Ultrafast metrology

3D Space-time Ultrafast Holography

Optical pulse in 3D: Optical pulse cross-section with complex space-time structure - the pulse shape and arrival time depends non-trivially on transverse position.

The most important aspect of any experiment is the ability to measure a signal that depends on the feature that one is trying to study. In ultrafast science, one is attempting to observe dynamical systems on a sub-picosecond or even sub-femtosecond timescale using optical pulses of a similar or shorter brevity. These timescales are too short to be observed by conventional electronic means, thus one has to resort to advanced metrological methods. Typically these methods are based around measuring the pulse spectrum (the range of frequencies or colours present in the pulse) and the spectral phase (the arrival time of each colour with respect to each other). The shortest pulse is obtained when all the colours arrive simultaneously, and therefore the spectral phase is equal for all frequencies. Spatial holography recods the spatial phase, i.e. distance. In ultrfast optics, we desire the temporal information for all spatial positions.

SEA-SPIDER concept: Concept of SEA-SPIDER measurements that can be used to measure the spatially resolved pulse shape, thus recovering space-time couping.

Another consequence of the short pulse duration is that the electric field strength at the peak of the pulse can become very strong, even for modest pulse energies. These pulses can exhibit nonlinear effects in the medium as the pulse propagates, and can result in the pulses generating more frequencies, solitonic behaviour, self-focusing or even self-confinement, giving rise to a wide-range of applications including long-distance pulse propagation and pulse compression (i.e. further reducing the pulse duration). However, the consequence of this nonlinear interaction between the optical field and the propagating medium is that the pulses become much more complex and the spatial and temporal degrees of freedom become coupled, such that the temporal profile of the pulse can depend in a non-trivial way on the transverse position within the pulse (figure 1). This places much more stringent demands on the metrology required to extract useful information about the pulse.

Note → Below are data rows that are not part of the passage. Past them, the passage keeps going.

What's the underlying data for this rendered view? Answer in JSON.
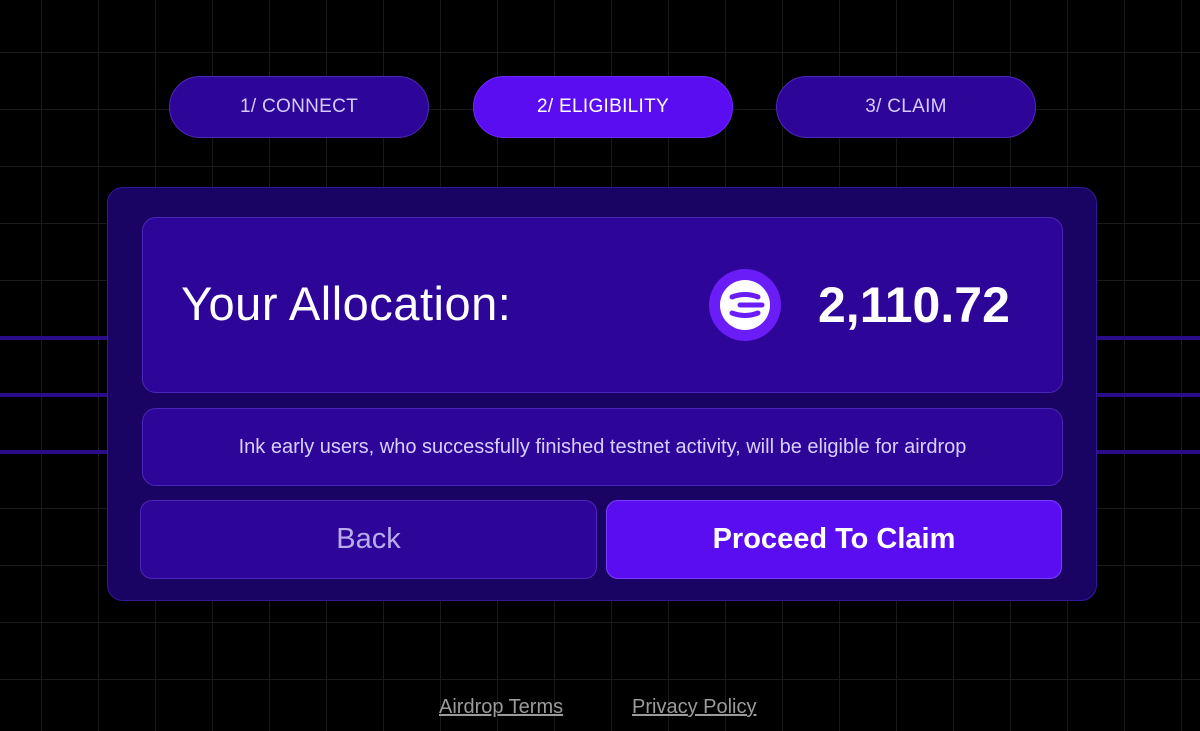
{
  "steps": [
    {
      "label": "1/ CONNECT",
      "active": false
    },
    {
      "label": "2/ ELIGIBILITY",
      "active": true
    },
    {
      "label": "3/ CLAIM",
      "active": false
    }
  ],
  "allocation": {
    "label": "Your Allocation:",
    "amount": "2,110.72",
    "token_icon": "ink-token-icon"
  },
  "notice": "Ink early users, who successfully finished testnet activity, will be eligible for airdrop",
  "buttons": {
    "back": "Back",
    "proceed": "Proceed To Claim"
  },
  "footer": {
    "terms": "Airdrop Terms",
    "privacy": "Privacy Policy"
  },
  "colors": {
    "background": "#000000",
    "card": "#1a0463",
    "panel": "#2e0599",
    "accent": "#5b0df2"
  }
}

One aspect of our research is to develop advances in complete ultrashort pulse metrology that enable the measurement of these complex pulses in full space and time, requiring the additional measurement of the spectrally dependent spatial wavefront. Using this information one should be able to gain further understanding into the complex nonlinear dynamics of particular interactions and ultimately lead to control of the process towards desired goals. Our technique is based on shearing interferometry[1] – the relative arrival times of adjacent frequencies are measured by interfering two spectrally shifted replicas of the pulse being measured, thus providing the spectral dispersion of the pulse (i.e. spread in arrival times). The spatial wavefront is simultaneously measured in a similar manner – adjacent positions of the wavefront of two identical replicas of the pulse are interfered to provide the local wavefront curvature. Spectrally and spatially resolving both measurements provides a complete measurement of the field. Initial two dimensional (time plus one transverse spatial coordinate) measurements are shown in figure 2.

[1] I. A. Walmsley and C. Dorrer. Characterization of ultrashort electromagnetic pulses. Adv. Opt. Photon., 1:308–437, 2009.